by Alex Millar

Trumpets of Jericho are a band that need to be talked about. Not in a long while has a band come out of Ireland that is so profoundly eccentric. They’ve just released their debut album, ‘Songs Like an Alum Ut It’s Nor Really’. And that’s not a typo. It’s just another example of the eccentricity and humour of the Trumpets.

For all that humour, you would hope that they have the tunes and ability to back it up. Luckily, they do.

On the face of it, Trumpets’ debut release is as off kilter as the rest of their persona. But with a bit more appraisal and an open ear, the music has an impressive depth. Nowhere is this more pronounced than in the lyrics and in particular on the track Paddy’s Revolt.

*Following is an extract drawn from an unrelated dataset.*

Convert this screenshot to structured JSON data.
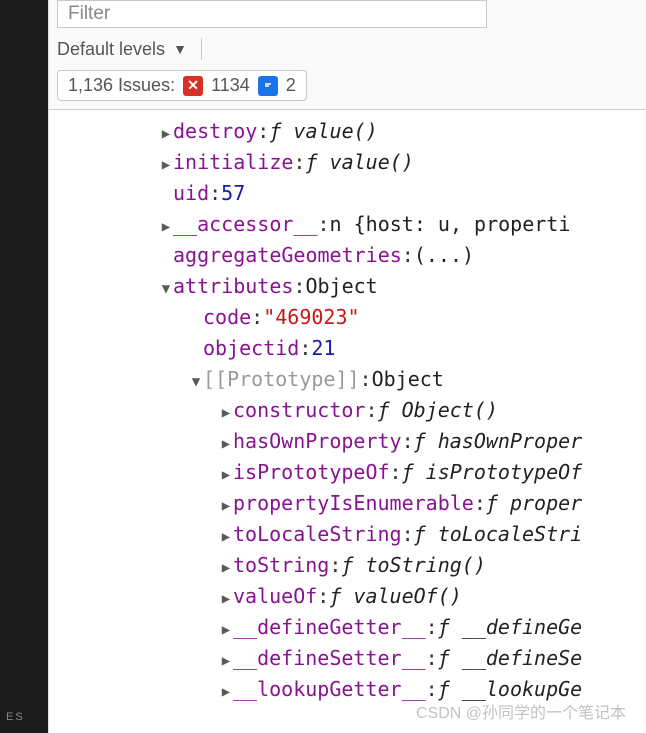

It’s essentially a satirical track. It plays on the nature of Ireland at the moment; it’s culture and the practice of activism. “I won’t be sold another corporate rebellion…I want to smash your windows and I want to go to jail.” Lyrics like this are almost ‘punky’ when looked cold on a page like this, but the delivery is far more tongue-in-cheek. In fact, this is the quality that pretty much defines the band’s lyricism.

Further on in Paddy’s Revolt we get further parodies. “Flights to Inchicore, I hear they’ve got the county’s finest Ethnic stores,” and “If I don’t call, tell my children…that though I love them, they cost too much to feed.” Again, there’s a punk aesthetic to the lyricism, but not to the performance. The song shambles along, at times almost falling apart, and the combination of the music and lyrics here is just expert; its stand out track on the album.

As for the rest of the release, the content is very strong. The production is noticeably DIY, and while home production often sends shivers down this reviewer’s spine, here it is entirely warranted, if not preferred. Tracks like ‘Nothing To Get Up For’ and ‘Uh’ stand out, as does the instrumental ‘Pulsaang’. The song quality drifts away a little towards the end of the album, with the better tracks weighted towards the front but given the strength of the songs, they can be forgiven for that.

Trumpets of Jericho are a complete work of art, and they’re very close to perfection in their genre. And then there’s their live show. Arriving on the stage each evening, the band’s front man is donned in torn vintage wear and comes attached to a battered guitar. Their bassist stands stoically in the cover, barely moving. Their keyboardist jags awkwardly behind a bank of synthesizers. Their left-handed drummer flails about, almost missing drum hits and looking very much like he hasn’t got a clue what he’s doing. But they’re very aware of what they’re doing. The effect is unsettling for onlookers with a musical background, shocking for those that don’t, and utterly enjoyable for all.

There isn’t much more to be said about Trumpets of Jericho. Their debut, ‘Songs Like an Alum Ut It’s Nor Really’ is very quickly proving to be one of the more intriguing releases to have come out of Cork in a very long time.